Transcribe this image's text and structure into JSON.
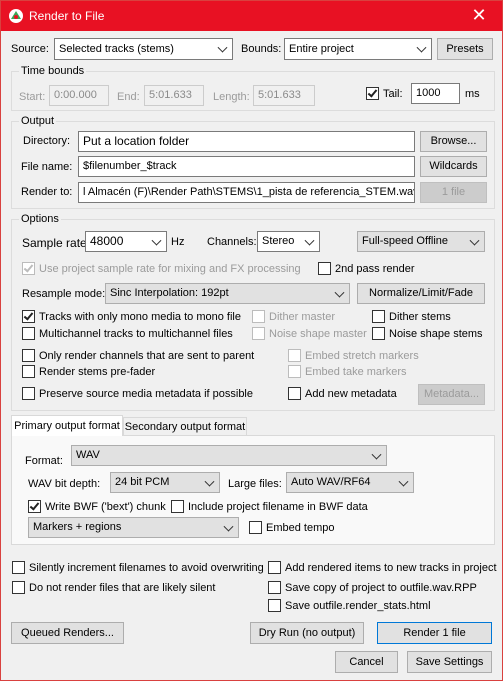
{
  "window": {
    "title": "Render to File",
    "close_glyph": "✕"
  },
  "top": {
    "source_label": "Source:",
    "source_value": "Selected tracks (stems)",
    "bounds_label": "Bounds:",
    "bounds_value": "Entire project",
    "presets": "Presets"
  },
  "time_bounds": {
    "title": "Time bounds",
    "start_label": "Start:",
    "start_value": "0:00.000",
    "end_label": "End:",
    "end_value": "5:01.633",
    "length_label": "Length:",
    "length_value": "5:01.633",
    "tail_label": "Tail:",
    "tail_checked": true,
    "tail_value": "1000",
    "tail_unit": "ms"
  },
  "output": {
    "title": "Output",
    "directory_label": "Directory:",
    "directory_value": "Put a location folder",
    "browse": "Browse...",
    "filename_label": "File name:",
    "filename_value": "$filenumber_$track",
    "wildcards": "Wildcards",
    "renderto_label": "Render to:",
    "renderto_value": "l Almacén (F)\\Render Path\\STEMS\\1_pista de referencia_STEM.wav",
    "file_count": "1 file"
  },
  "options": {
    "title": "Options",
    "sample_rate_label": "Sample rate:",
    "sample_rate_value": "48000",
    "sample_rate_unit": "Hz",
    "channels_label": "Channels:",
    "channels_value": "Stereo",
    "speed_value": "Full-speed Offline",
    "use_project_rate": "Use project sample rate for mixing and FX processing",
    "second_pass": "2nd pass render",
    "resample_label": "Resample mode:",
    "resample_value": "Sinc Interpolation: 192pt",
    "normalize": "Normalize/Limit/Fade",
    "mono_to_mono": "Tracks with only mono media to mono file",
    "dither_master": "Dither master",
    "dither_stems": "Dither stems",
    "multichannel": "Multichannel tracks to multichannel files",
    "noise_master": "Noise shape master",
    "noise_stems": "Noise shape stems",
    "only_parent": "Only render channels that are sent to parent",
    "embed_stretch": "Embed stretch markers",
    "prefader": "Render stems pre-fader",
    "embed_take": "Embed take markers",
    "preserve_meta": "Preserve source media metadata if possible",
    "add_meta": "Add new metadata",
    "metadata_btn": "Metadata..."
  },
  "tabs": {
    "primary": "Primary output format",
    "secondary": "Secondary output format"
  },
  "format": {
    "format_label": "Format:",
    "format_value": "WAV",
    "bitdepth_label": "WAV bit depth:",
    "bitdepth_value": "24 bit PCM",
    "largefiles_label": "Large files:",
    "largefiles_value": "Auto WAV/RF64",
    "bwf_chunk": "Write BWF ('bext') chunk",
    "include_filename": "Include project filename in BWF data",
    "markers_value": "Markers + regions",
    "embed_tempo": "Embed tempo"
  },
  "bottom": {
    "silent_increment": "Silently increment filenames to avoid overwriting",
    "add_rendered": "Add rendered items to new tracks in project",
    "no_silent": "Do not render files that are likely silent",
    "save_copy": "Save copy of project to outfile.wav.RPP",
    "save_stats": "Save outfile.render_stats.html",
    "queued": "Queued Renders...",
    "dry_run": "Dry Run (no output)",
    "render": "Render 1 file",
    "cancel": "Cancel",
    "save_settings": "Save Settings"
  }
}
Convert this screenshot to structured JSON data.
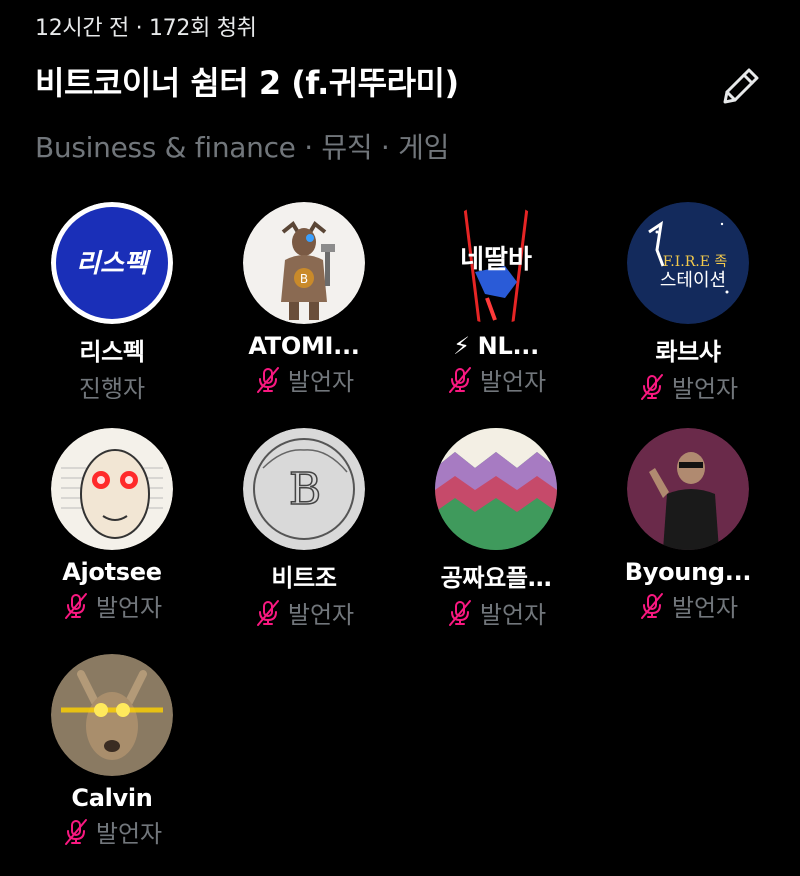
{
  "space": {
    "meta": "12시간 전 · 172회 청취",
    "title": "비트코이너 쉼터 2 (f.귀뚜라미)",
    "topics": "Business & finance · 뮤직 · 게임"
  },
  "participants": [
    {
      "name": "리스펙",
      "role": "진행자",
      "muted": false,
      "avatar_text": "리스펙"
    },
    {
      "name": "ATOMI...",
      "role": "발언자",
      "muted": true
    },
    {
      "name": "⚡ NL...",
      "role": "발언자",
      "muted": true,
      "avatar_text": "네딸바"
    },
    {
      "name": "롸브샤",
      "role": "발언자",
      "muted": true,
      "avatar_text_1": "F.I.R.E 족",
      "avatar_text_2": "스테이션"
    },
    {
      "name": "Ajotsee",
      "role": "발언자",
      "muted": true
    },
    {
      "name": "비트조",
      "role": "발언자",
      "muted": true
    },
    {
      "name": "공짜요플…",
      "role": "발언자",
      "muted": true
    },
    {
      "name": "Byoung...",
      "role": "발언자",
      "muted": true
    },
    {
      "name": "Calvin",
      "role": "발언자",
      "muted": true
    }
  ],
  "colors": {
    "background": "#000000",
    "muted_mic": "#f91880",
    "secondary_text": "#71767b",
    "respect_blue": "#1a2fb8"
  }
}
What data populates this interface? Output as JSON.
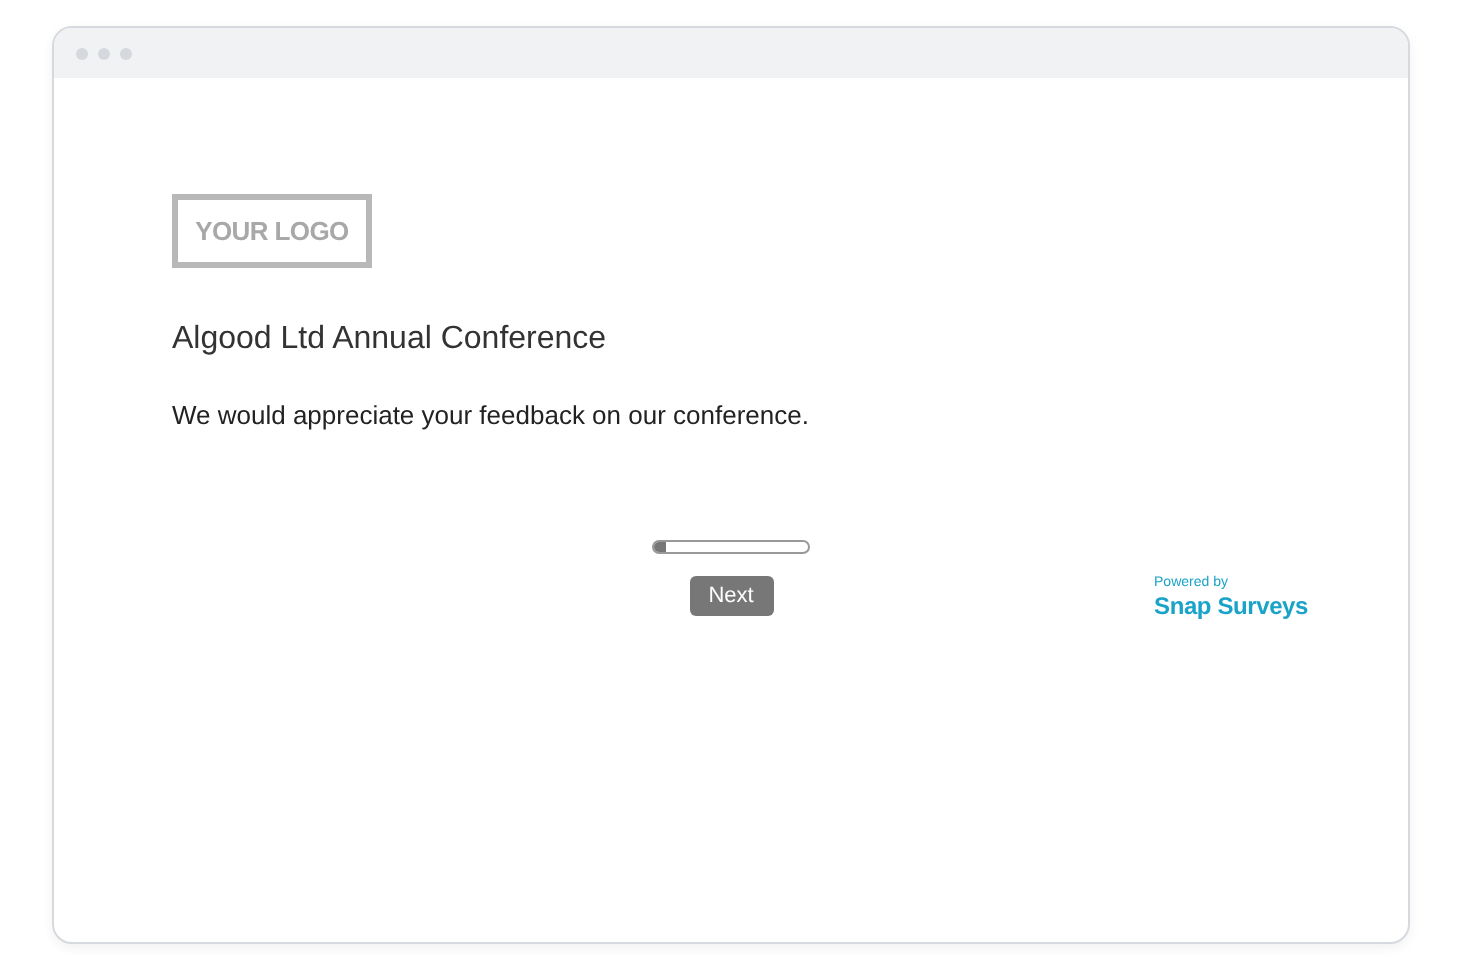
{
  "logo": {
    "text": "YOUR LOGO"
  },
  "survey": {
    "title": "Algood Ltd Annual Conference",
    "intro": "We would appreciate your feedback on our conference."
  },
  "progress": {
    "level": 0.08
  },
  "buttons": [
    {
      "label": "Next"
    }
  ],
  "branding": {
    "caption": "Powered by",
    "name": "Snap Surveys"
  }
}
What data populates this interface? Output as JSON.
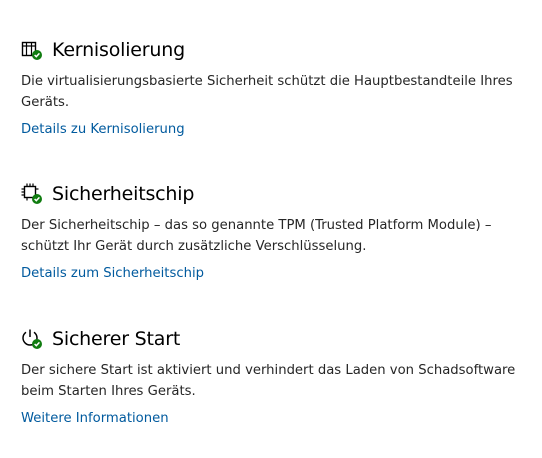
{
  "sections": [
    {
      "icon": "core-isolation-icon",
      "title": "Kernisolierung",
      "description": "Die virtualisierungsbasierte Sicherheit schützt die Hauptbestandteile Ihres Geräts.",
      "link": "Details zu Kernisolierung"
    },
    {
      "icon": "security-chip-icon",
      "title": "Sicherheitschip",
      "description": "Der Sicherheitschip – das so genannte TPM (Trusted Platform Module) – schützt Ihr Gerät durch zusätzliche Verschlüsselung.",
      "link": "Details zum Sicherheitschip"
    },
    {
      "icon": "secure-boot-icon",
      "title": "Sicherer Start",
      "description": "Der sichere Start ist aktiviert und verhindert das Laden von Schadsoftware beim Starten Ihres Geräts.",
      "link": "Weitere Informationen"
    }
  ],
  "colors": {
    "link": "#005a9e",
    "status_ok": "#107c10",
    "icon_stroke": "#000000"
  }
}
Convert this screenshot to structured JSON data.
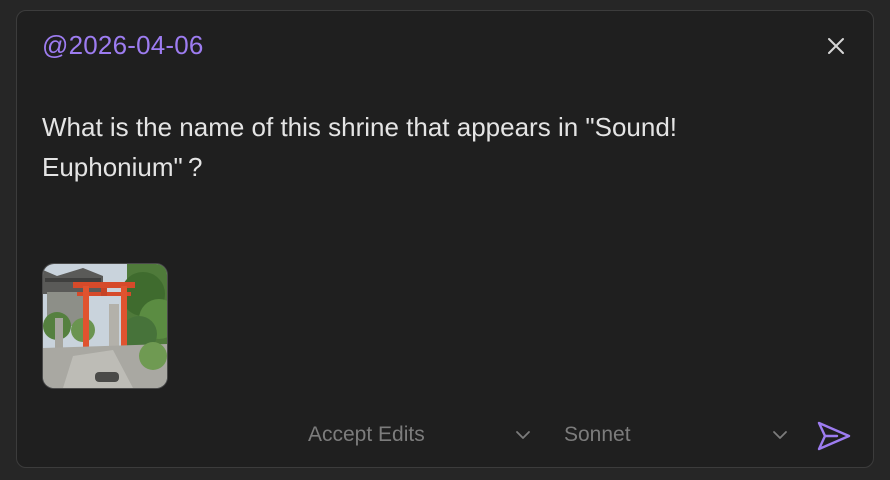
{
  "composer": {
    "mention": "@2026-04-06",
    "message": "What is the name of this shrine that appears in \"Sound! Euphonium\" ?",
    "attachment_icon": "image-thumbnail",
    "close_icon": "close-icon",
    "mode_select": {
      "value": "Accept Edits"
    },
    "model_select": {
      "value": "Sonnet"
    },
    "send_icon": "send-icon"
  },
  "colors": {
    "accent": "#9d7cf0",
    "panel_bg": "#1f1f1f",
    "text": "#e4e4e4",
    "muted_text": "#7c7c7c"
  }
}
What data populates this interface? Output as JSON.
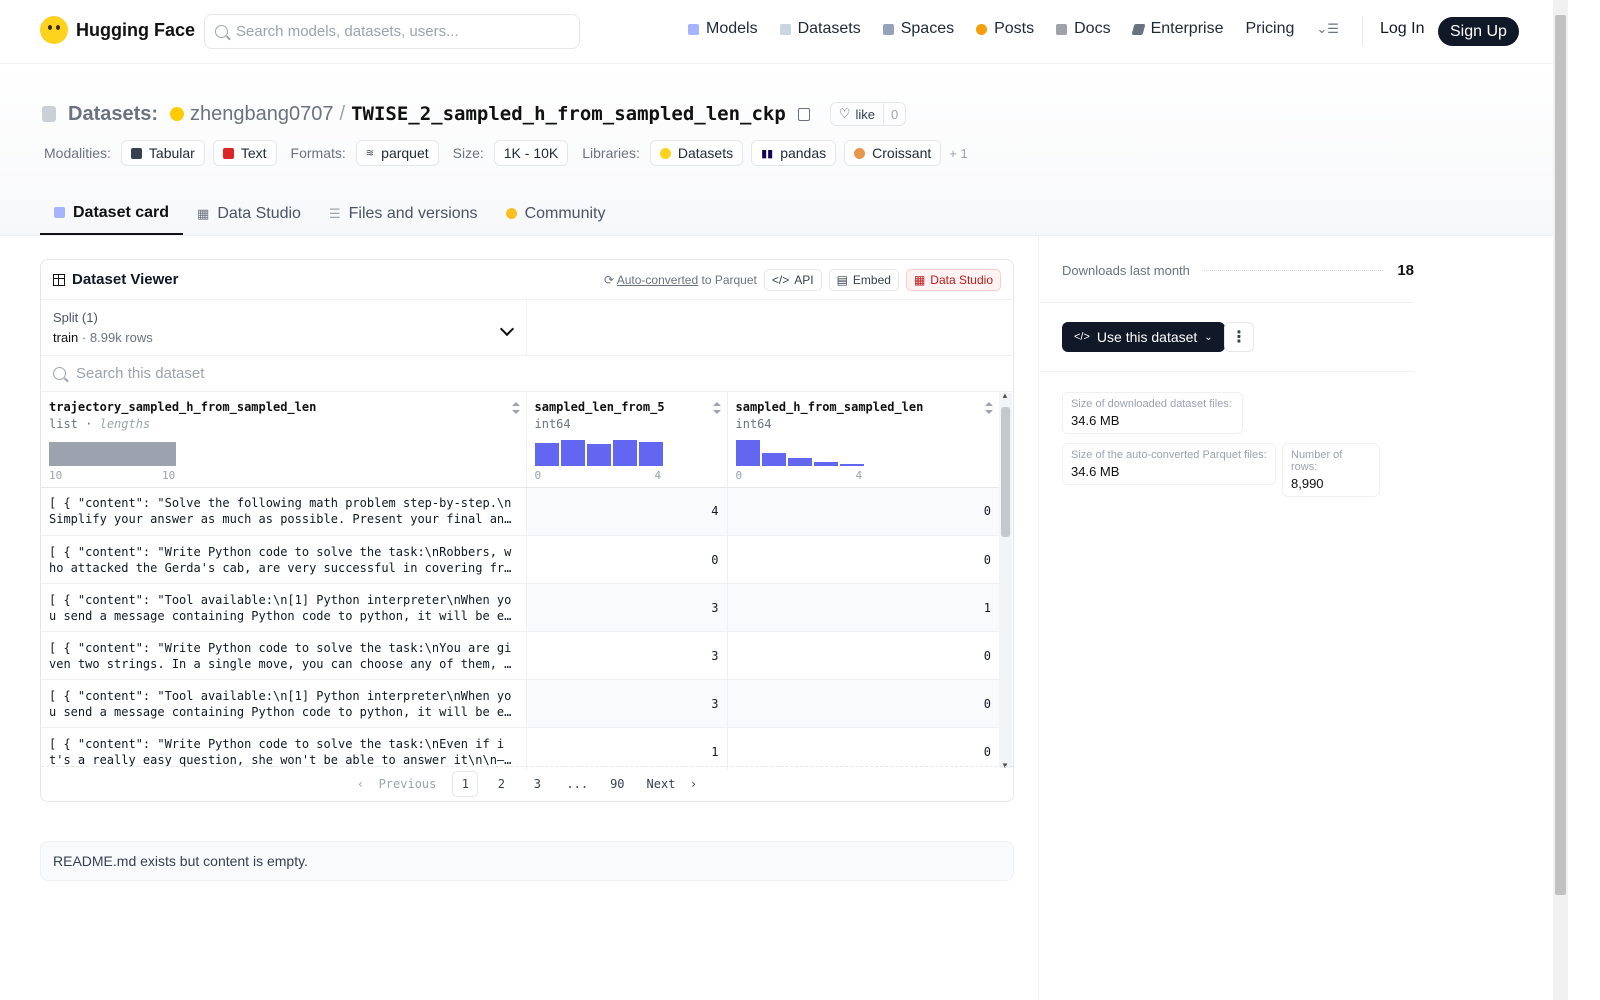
{
  "nav": {
    "brand": "Hugging Face",
    "search_placeholder": "Search models, datasets, users...",
    "items": [
      {
        "label": "Models",
        "icon": "models-icon",
        "color": "#a5b4fc"
      },
      {
        "label": "Datasets",
        "icon": "datasets-icon",
        "color": "#cbd5e1"
      },
      {
        "label": "Spaces",
        "icon": "spaces-icon",
        "color": "#94a3b8"
      },
      {
        "label": "Posts",
        "icon": "posts-icon",
        "color": "#f59e0b"
      },
      {
        "label": "Docs",
        "icon": "docs-icon",
        "color": "#a1a1aa"
      },
      {
        "label": "Enterprise",
        "icon": "enterprise-icon",
        "color": "#6b7280"
      },
      {
        "label": "Pricing",
        "icon": "",
        "color": ""
      }
    ],
    "login": "Log In",
    "signup": "Sign Up"
  },
  "header": {
    "crumb": "Datasets:",
    "owner": "zhengbang0707",
    "name": "TWISE_2_sampled_h_from_sampled_len_ckp",
    "like_label": "like",
    "like_count": "0",
    "modalities_label": "Modalities:",
    "modalities": [
      "Tabular",
      "Text"
    ],
    "formats_label": "Formats:",
    "format": "parquet",
    "size_label": "Size:",
    "size": "1K - 10K",
    "libraries_label": "Libraries:",
    "libraries": [
      "Datasets",
      "pandas",
      "Croissant"
    ],
    "libraries_more": "+ 1",
    "tabs": [
      "Dataset card",
      "Data Studio",
      "Files and versions",
      "Community"
    ]
  },
  "viewer": {
    "title": "Dataset Viewer",
    "auto_converted": "Auto-converted",
    "to_parquet": "to Parquet",
    "api": "API",
    "embed": "Embed",
    "data_studio": "Data Studio",
    "split_label": "Split (1)",
    "split_name": "train",
    "split_rows": "8.99k rows",
    "search_placeholder": "Search this dataset",
    "columns": [
      {
        "name": "trajectory_sampled_h_from_sampled_len",
        "type": "list",
        "sub": "lengths",
        "min": "10",
        "max": "10"
      },
      {
        "name": "sampled_len_from_5",
        "type": "int64",
        "sub": "",
        "min": "0",
        "max": "4",
        "hist": [
          0.9,
          1.0,
          0.85,
          1.0,
          0.92
        ]
      },
      {
        "name": "sampled_h_from_sampled_len",
        "type": "int64",
        "sub": "",
        "min": "0",
        "max": "4",
        "hist": [
          1.0,
          0.5,
          0.32,
          0.16,
          0.06
        ]
      }
    ],
    "rows": [
      {
        "text": "[ { \"content\": \"Solve the following math problem step-by-step.\\nSimplify your answer as much as possible. Present your final answer as \\boxed{Your Answer}.",
        "a": "4",
        "b": "0"
      },
      {
        "text": "[ { \"content\": \"Write Python code to solve the task:\\nRobbers, who attacked the Gerda's cab, are very successful in covering from the kingdom police.",
        "a": "0",
        "b": "0"
      },
      {
        "text": "[ { \"content\": \"Tool available:\\n[1] Python interpreter\\nWhen you send a message containing Python code to python, it will be executed in a stateful Jupyter notebook.",
        "a": "3",
        "b": "1"
      },
      {
        "text": "[ { \"content\": \"Write Python code to solve the task:\\nYou are given two strings. In a single move, you can choose any of them, and delete the first character.",
        "a": "3",
        "b": "0"
      },
      {
        "text": "[ { \"content\": \"Tool available:\\n[1] Python interpreter\\nWhen you send a message containing Python code to python, it will be executed in a stateful Jupyter notebook.",
        "a": "3",
        "b": "0"
      },
      {
        "text": "[ { \"content\": \"Write Python code to solve the task:\\nEven if it's a really easy question, she won't be able to answer it\\n\\n— Perfect Memento in Strict Sense",
        "a": "1",
        "b": "0"
      }
    ],
    "pager": {
      "prev": "Previous",
      "pages": [
        "1",
        "2",
        "3",
        "...",
        "90"
      ],
      "next": "Next"
    }
  },
  "readme": "README.md exists but content is empty.",
  "sidebar": {
    "downloads_label": "Downloads last month",
    "downloads": "18",
    "use_button": "Use this dataset",
    "size_dl_label": "Size of downloaded dataset files:",
    "size_dl": "34.6 MB",
    "size_pq_label": "Size of the auto-converted Parquet files:",
    "size_pq": "34.6 MB",
    "rows_label": "Number of rows:",
    "rows": "8,990"
  }
}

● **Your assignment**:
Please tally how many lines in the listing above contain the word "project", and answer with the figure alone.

● **Your response**:
5